Locate the string "JSON" in the records below. Copy every line where it occurs.
*** RECORDED DATA Section Begins ***
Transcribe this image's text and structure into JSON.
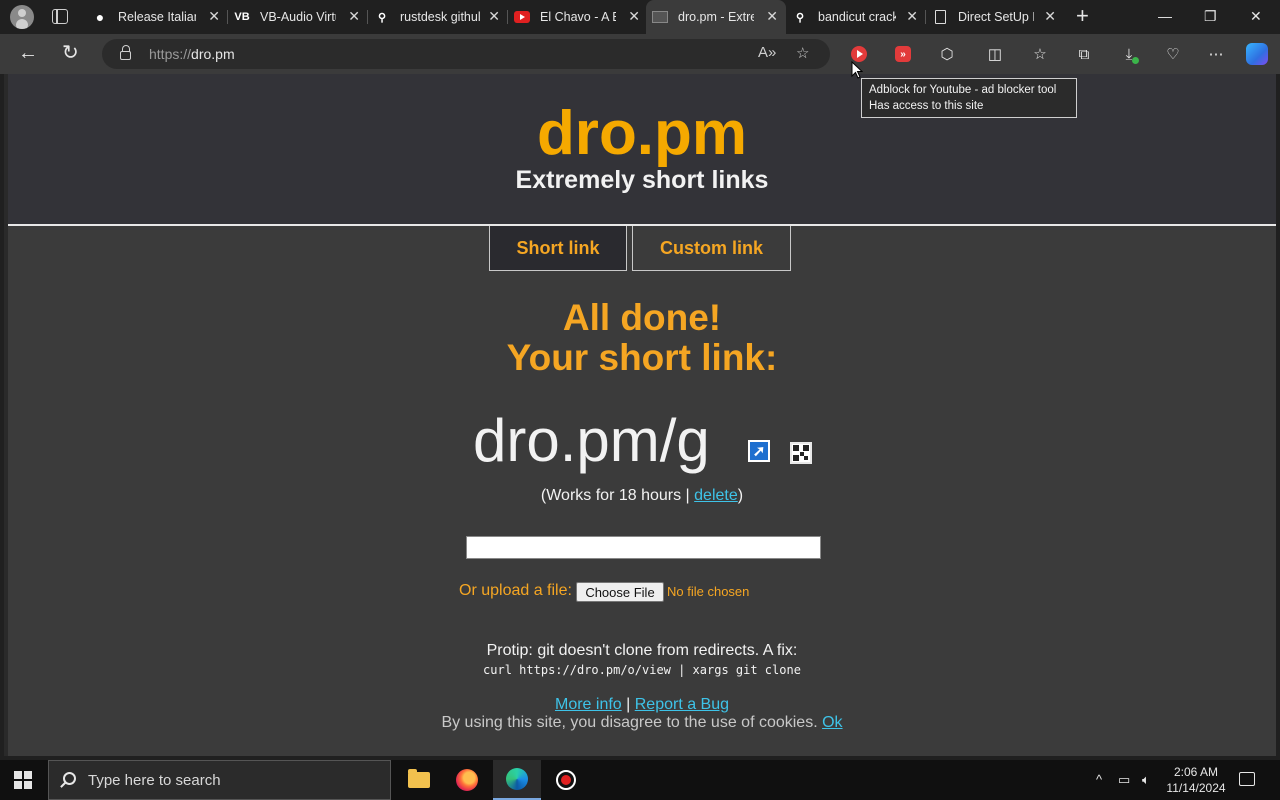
{
  "browser": {
    "tabs": [
      {
        "title": "Release Italian",
        "icon": "github-icon"
      },
      {
        "title": "VB-Audio Virtu",
        "icon": "vb-audio-icon"
      },
      {
        "title": "rustdesk githul",
        "icon": "search-icon"
      },
      {
        "title": "El Chavo - A Bi",
        "icon": "youtube-icon"
      },
      {
        "title": "dro.pm - Extre",
        "icon": "dro-pm-icon",
        "active": true
      },
      {
        "title": "bandicut crack",
        "icon": "search-icon"
      },
      {
        "title": "Direct SetUp F",
        "icon": "document-icon"
      }
    ],
    "url_scheme": "https://",
    "url_host": "dro.pm",
    "tooltip_line1": "Adblock for Youtube - ad blocker tool",
    "tooltip_line2": "Has access to this site"
  },
  "page": {
    "logo": "dro.pm",
    "tagline": "Extremely short links",
    "tab_short": "Short link",
    "tab_custom": "Custom link",
    "done_line1": "All done!",
    "done_line2": "Your short link:",
    "short_link": "dro.pm/g",
    "works_prefix": "(Works for 18 hours | ",
    "delete_label": "delete",
    "works_suffix": ")",
    "upload_label": "Or upload a file:",
    "choose_file": "Choose File",
    "no_file": "No file chosen",
    "protip": "Protip: git doesn't clone from redirects. A fix:",
    "protip_cmd": "curl https://dro.pm/o/view | xargs git clone",
    "more_info": "More info",
    "links_sep": " | ",
    "report_bug": "Report a Bug",
    "cookie_text": "By using this site, you disagree to the use of cookies. ",
    "cookie_ok": "Ok"
  },
  "taskbar": {
    "search_placeholder": "Type here to search",
    "time": "2:06 AM",
    "date": "11/14/2024"
  },
  "colors": {
    "accent_orange": "#f5a623",
    "logo_orange": "#f5a900",
    "link_blue": "#3ec3e8"
  }
}
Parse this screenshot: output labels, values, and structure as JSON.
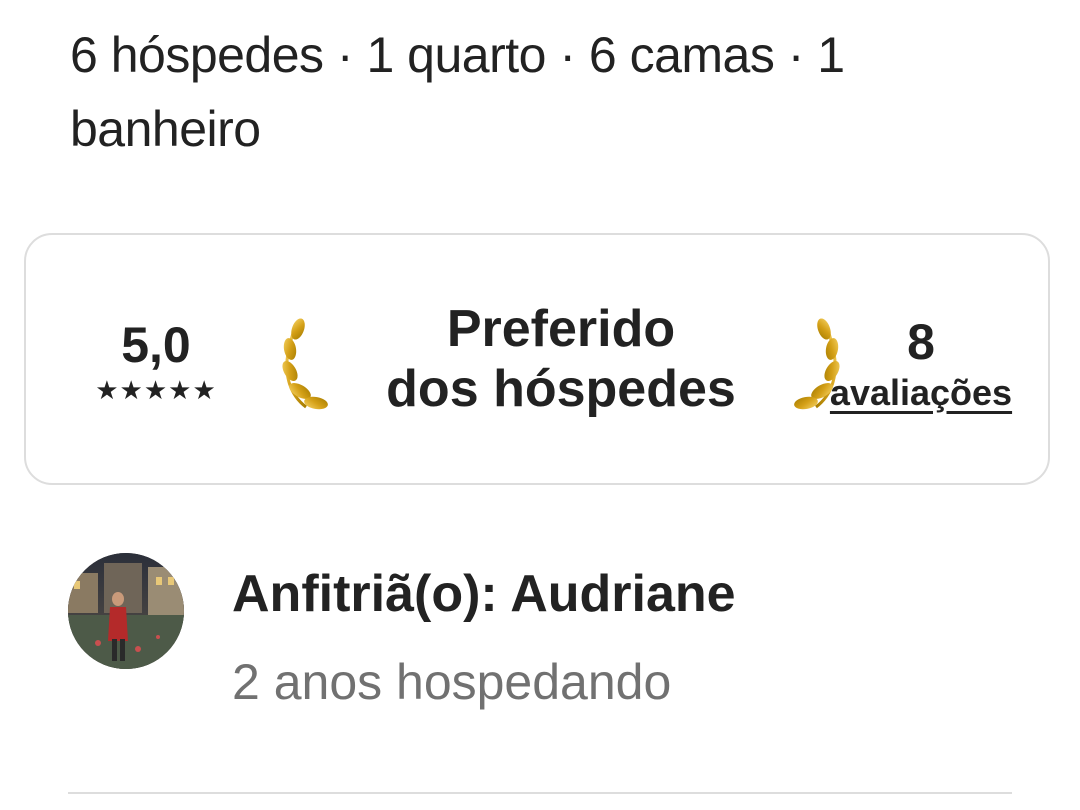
{
  "listing": {
    "summary": "6 hóspedes · 1 quarto · 6 camas · 1 banheiro"
  },
  "highlight_card": {
    "rating": {
      "value": "5,0",
      "stars": "★★★★★",
      "star_count": 5
    },
    "badge": {
      "line1": "Preferido",
      "line2": "dos hóspedes",
      "icon": "laurel-wreath-icon",
      "accent_color": "#D4A017"
    },
    "reviews": {
      "count": "8",
      "label": "avaliações"
    }
  },
  "host": {
    "name": "Anfitriã(o): Audriane",
    "tenure": "2 anos hospedando",
    "avatar_icon": "host-avatar"
  },
  "colors": {
    "text_primary": "#222222",
    "text_secondary": "#717171",
    "border": "#DDDDDD",
    "background": "#FFFFFF"
  }
}
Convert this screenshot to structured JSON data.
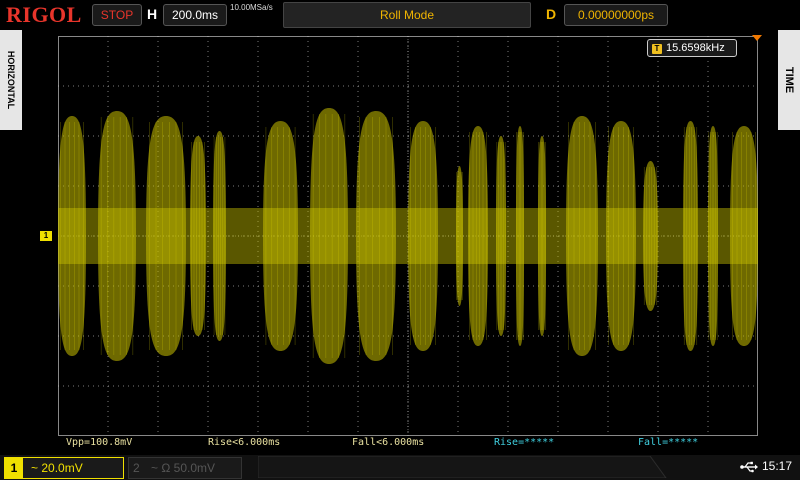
{
  "header": {
    "brand": "RIGOL",
    "run_state": "STOP",
    "horizontal_label": "H",
    "timebase": "200.0ms",
    "sample_rate": "10.00MSa/s",
    "mode": "Roll Mode",
    "delay_label": "D",
    "delay": "0.00000000ps"
  },
  "side_tabs": {
    "left": "HORIZONTAL",
    "right": "TIME"
  },
  "trigger": {
    "frequency": "15.6598kHz",
    "icon": "T"
  },
  "channel1_marker": "1",
  "measurements": [
    {
      "text": "Vpp=100.8mV",
      "color": "#e8e0a0"
    },
    {
      "text": "Rise<6.000ms",
      "color": "#e8e0a0"
    },
    {
      "text": "Fall<6.000ms",
      "color": "#e8e0a0"
    },
    {
      "text": "Rise=*****",
      "color": "#40d0e0"
    },
    {
      "text": "Fall=*****",
      "color": "#40d0e0"
    }
  ],
  "channels": [
    {
      "number": "1",
      "coupling": "~",
      "scale": "20.0mV",
      "active": true
    },
    {
      "number": "2",
      "coupling": "~ Ω",
      "scale": "50.0mV",
      "active": false
    }
  ],
  "status": {
    "usb_icon": "usb-icon",
    "time": "15:17"
  },
  "colors": {
    "brand": "#e8352b",
    "accent": "#f0b400",
    "trace": "#c8c000",
    "grid": "#cfcfcf",
    "measure_cyan": "#40d0e0"
  }
}
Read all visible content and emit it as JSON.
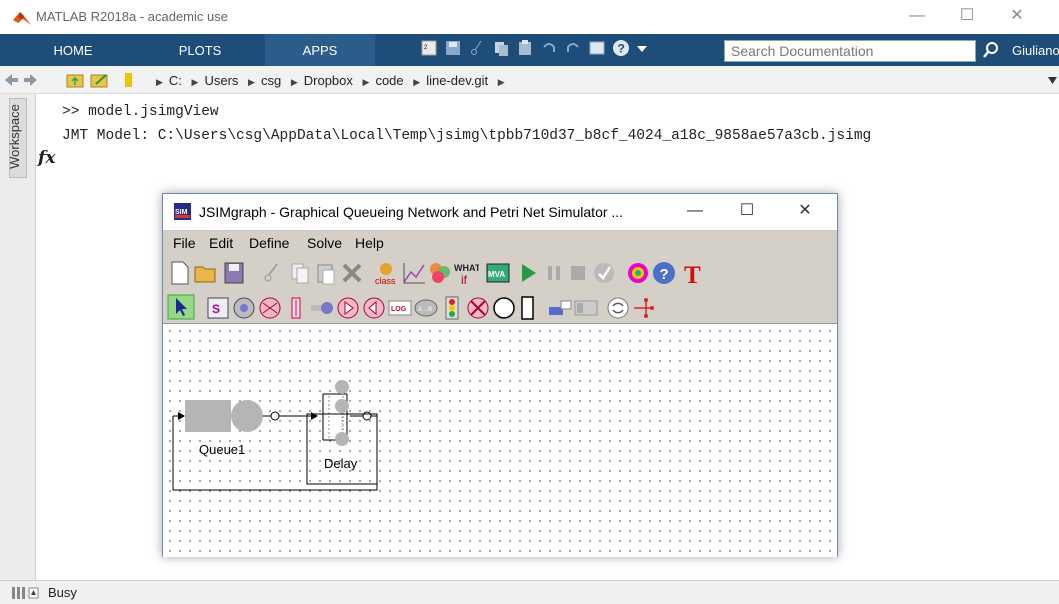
{
  "app": {
    "title": "MATLAB R2018a - academic use"
  },
  "ribbon": {
    "tabs": [
      "HOME",
      "PLOTS",
      "APPS"
    ],
    "search_placeholder": "Search Documentation",
    "user": "Giuliano"
  },
  "path": {
    "crumbs": [
      "C:",
      "Users",
      "csg",
      "Dropbox",
      "code",
      "line-dev.git"
    ]
  },
  "workspace": {
    "label": "Workspace"
  },
  "command_window": {
    "fx": "fx",
    "lines": [
      ">> model.jsimgView",
      "JMT Model: C:\\Users\\csg\\AppData\\Local\\Temp\\jsimg\\tpbb710d37_b8cf_4024_a18c_9858ae57a3cb.jsimg"
    ]
  },
  "status": {
    "text": "Busy"
  },
  "jsim": {
    "title": "JSIMgraph - Graphical Queueing Network and Petri Net Simulator ...",
    "menu": [
      "File",
      "Edit",
      "Define",
      "Solve",
      "Help"
    ],
    "toolbar_icons": [
      "new-file",
      "open-folder",
      "save",
      "cut",
      "copy",
      "paste",
      "delete",
      "class",
      "graph",
      "palette",
      "what-if",
      "mva",
      "run",
      "pause",
      "stop",
      "check",
      "wizard",
      "help",
      "text-tool"
    ],
    "palette_icons": [
      "select-arrow",
      "source",
      "sink",
      "router",
      "fork",
      "queue",
      "delay",
      "logger",
      "place",
      "join",
      "semaphore",
      "transition",
      "circle",
      "rectangle",
      "fcr-region",
      "bar",
      "scaler",
      "reconnect"
    ],
    "node_labels": {
      "queue": "Queue1",
      "delay": "Delay"
    },
    "colors": {
      "node_fill": "#b5b5b5",
      "title_text": "#000000"
    }
  }
}
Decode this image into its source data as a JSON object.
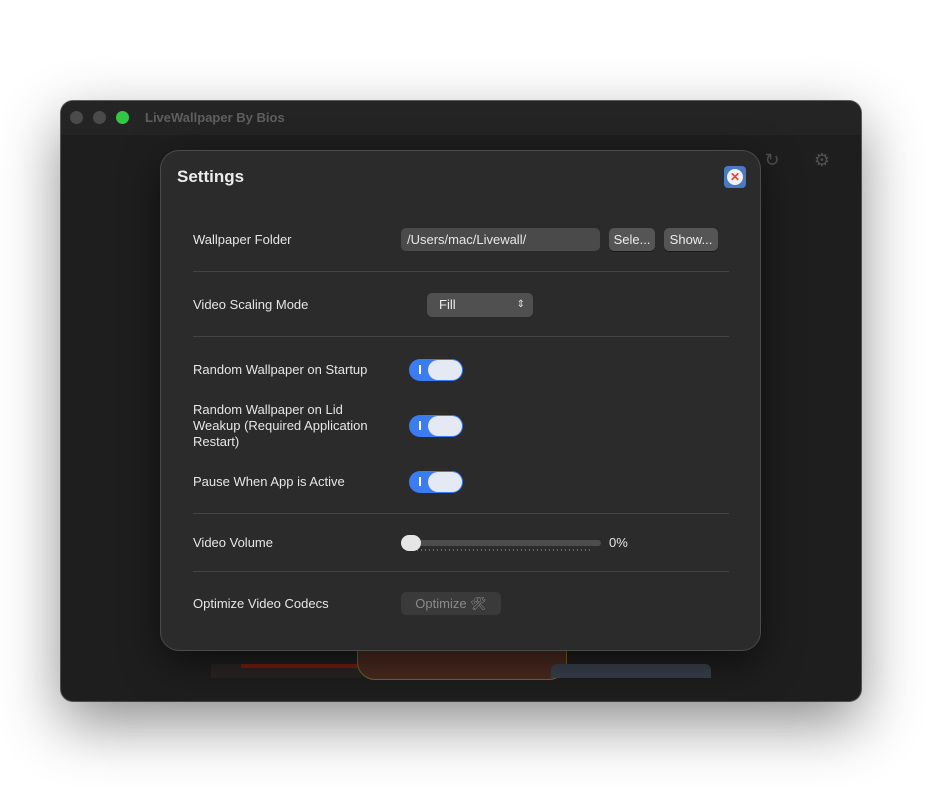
{
  "window": {
    "title": "LiveWallpaper By Bios"
  },
  "toolbar": {
    "refresh_icon": "↻",
    "settings_icon": "⚙"
  },
  "settings": {
    "title": "Settings",
    "close_icon": "✕",
    "wallpaper_folder": {
      "label": "Wallpaper Folder",
      "path": "/Users/mac/Livewall/",
      "select_label": "Sele...",
      "show_label": "Show..."
    },
    "video_scaling": {
      "label": "Video Scaling Mode",
      "value": "Fill",
      "chevron": "⌃⌄"
    },
    "random_startup": {
      "label": "Random Wallpaper on Startup",
      "on": true
    },
    "random_lid": {
      "label_line1": "Random Wallpaper on Lid",
      "label_line2": "Weakup (Required Application",
      "label_line3": "Restart)",
      "on": true
    },
    "pause_active": {
      "label": "Pause When App is Active",
      "on": true
    },
    "video_volume": {
      "label": "Video Volume",
      "value": 0,
      "value_text": "0%"
    },
    "optimize": {
      "label": "Optimize Video Codecs",
      "button_label": "Optimize",
      "button_icon": "🛠"
    }
  },
  "colors": {
    "accent": "#3b7cf0",
    "zoom_button": "#33c748",
    "close_icon": "#e0443e"
  }
}
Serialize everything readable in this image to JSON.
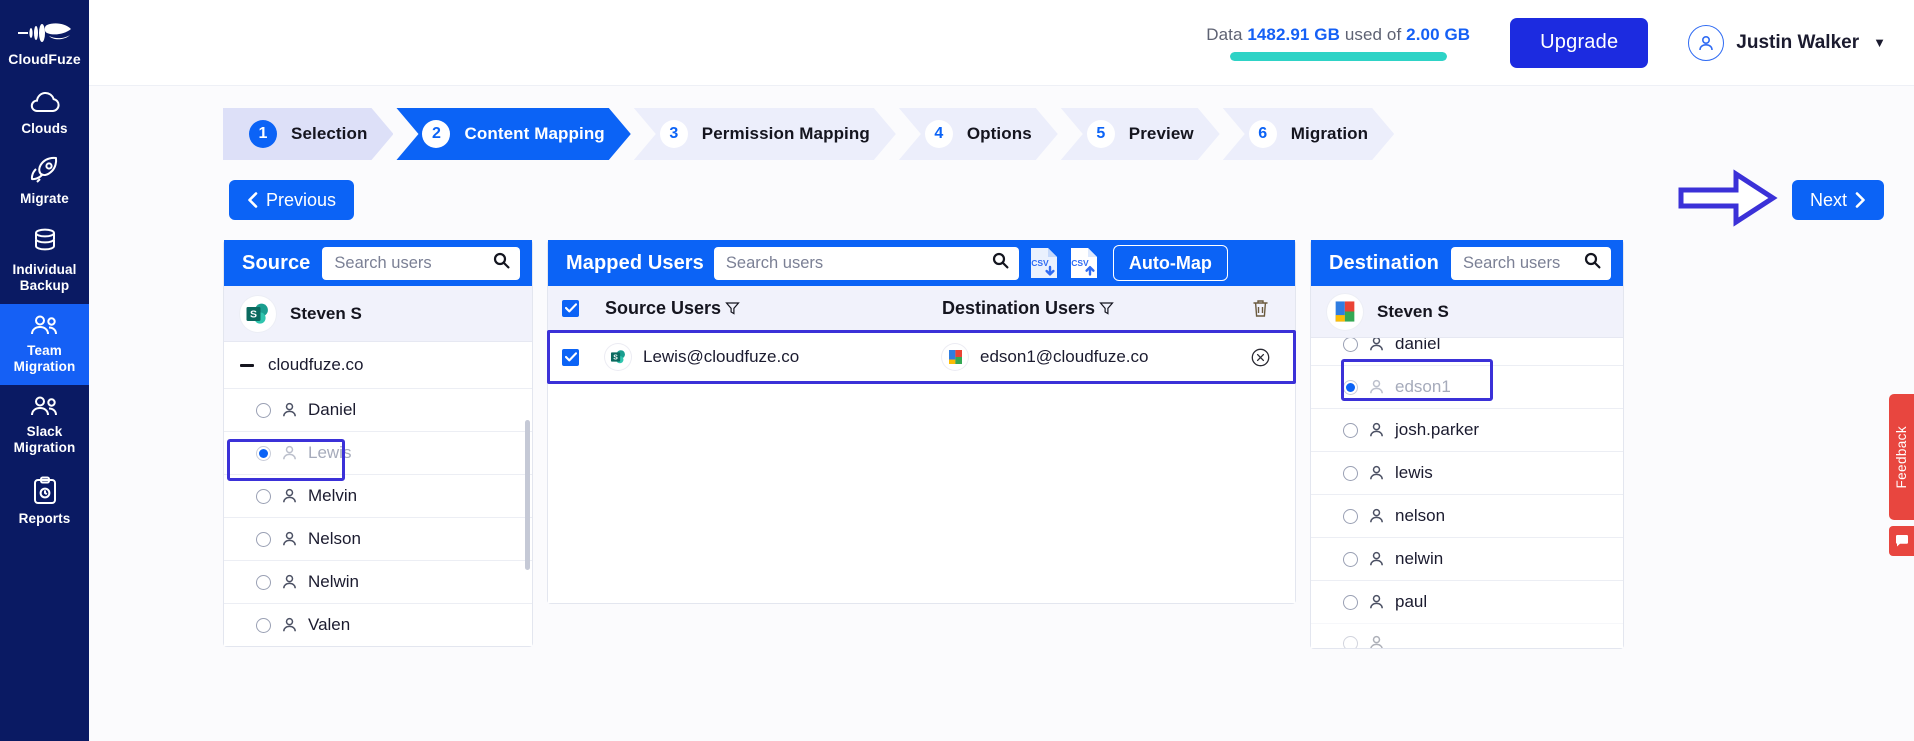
{
  "sidebar": {
    "items": [
      {
        "id": "logo",
        "label": "CloudFuze",
        "icon": "cloudfuze-logo-icon"
      },
      {
        "id": "clouds",
        "label": "Clouds",
        "icon": "cloud-icon"
      },
      {
        "id": "migrate",
        "label": "Migrate",
        "icon": "rocket-icon"
      },
      {
        "id": "individual-backup",
        "label": "Individual\nBackup",
        "icon": "database-icon"
      },
      {
        "id": "team-migration",
        "label": "Team\nMigration",
        "icon": "users-icon"
      },
      {
        "id": "slack-migration",
        "label": "Slack\nMigration",
        "icon": "users-icon"
      },
      {
        "id": "reports",
        "label": "Reports",
        "icon": "clipboard-icon"
      }
    ],
    "active": "team-migration"
  },
  "header": {
    "usage_prefix": "Data",
    "usage_used": "1482.91 GB",
    "usage_middle": "used of",
    "usage_total": "2.00 GB",
    "usage_percent": 100,
    "upgrade_label": "Upgrade",
    "user_name": "Justin Walker"
  },
  "stepper": {
    "steps": [
      {
        "num": "1",
        "label": "Selection"
      },
      {
        "num": "2",
        "label": "Content Mapping"
      },
      {
        "num": "3",
        "label": "Permission Mapping"
      },
      {
        "num": "4",
        "label": "Options"
      },
      {
        "num": "5",
        "label": "Preview"
      },
      {
        "num": "6",
        "label": "Migration"
      }
    ],
    "active_index": 1
  },
  "nav": {
    "previous_label": "Previous",
    "next_label": "Next"
  },
  "source_panel": {
    "title": "Source",
    "search_placeholder": "Search users",
    "search_value": "",
    "account_name": "Steven S",
    "account_icon": "sharepoint-icon",
    "root_label": "cloudfuze.co",
    "users": [
      {
        "name": "Daniel",
        "selected": false,
        "dimmed": false
      },
      {
        "name": "Lewis",
        "selected": true,
        "dimmed": true
      },
      {
        "name": "Melvin",
        "selected": false,
        "dimmed": false
      },
      {
        "name": "Nelson",
        "selected": false,
        "dimmed": false
      },
      {
        "name": "Nelwin",
        "selected": false,
        "dimmed": false
      },
      {
        "name": "Valen",
        "selected": false,
        "dimmed": false
      }
    ]
  },
  "mapped_panel": {
    "title": "Mapped Users",
    "search_placeholder": "Search users",
    "search_value": "",
    "csv_download_icon": "csv-download-icon",
    "csv_upload_icon": "csv-upload-icon",
    "automap_label": "Auto-Map",
    "columns": {
      "source": "Source Users",
      "destination": "Destination Users",
      "delete_icon": "trash-icon"
    },
    "header_checked": true,
    "rows": [
      {
        "checked": true,
        "source_user": "Lewis@cloudfuze.co",
        "source_icon": "sharepoint-icon",
        "destination_user": "edson1@cloudfuze.co",
        "destination_icon": "google-drive-icon",
        "remove_icon": "circle-x-icon"
      }
    ]
  },
  "destination_panel": {
    "title": "Destination",
    "search_placeholder": "Search users",
    "search_value": "",
    "account_name": "Steven S",
    "account_icon": "google-drive-icon",
    "users": [
      {
        "name": "daniel",
        "selected": false,
        "dimmed": false,
        "partial": true
      },
      {
        "name": "edson1",
        "selected": true,
        "dimmed": true
      },
      {
        "name": "josh.parker",
        "selected": false,
        "dimmed": false
      },
      {
        "name": "lewis",
        "selected": false,
        "dimmed": false
      },
      {
        "name": "nelson",
        "selected": false,
        "dimmed": false
      },
      {
        "name": "nelwin",
        "selected": false,
        "dimmed": false
      },
      {
        "name": "paul",
        "selected": false,
        "dimmed": false
      }
    ]
  },
  "feedback": {
    "label": "Feedback",
    "chat_icon": "chat-icon"
  },
  "colors": {
    "accent": "#0b63f6",
    "sidebar": "#0a1a63",
    "upgrade": "#1c2be0",
    "usage_bar": "#2ed3c6",
    "annotation": "#3b31d8",
    "feedback": "#e8463f"
  }
}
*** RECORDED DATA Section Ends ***
**EXERCISE ANSWER**:
Transcribe this image's text and structure into JSON.
Parse this screenshot: output labels, values, and structure as JSON.
Convert this screenshot to structured JSON data.
Read all visible content and emit it as JSON.
Decode this image into its source data as a JSON object.
Serialize everything readable in this image to JSON.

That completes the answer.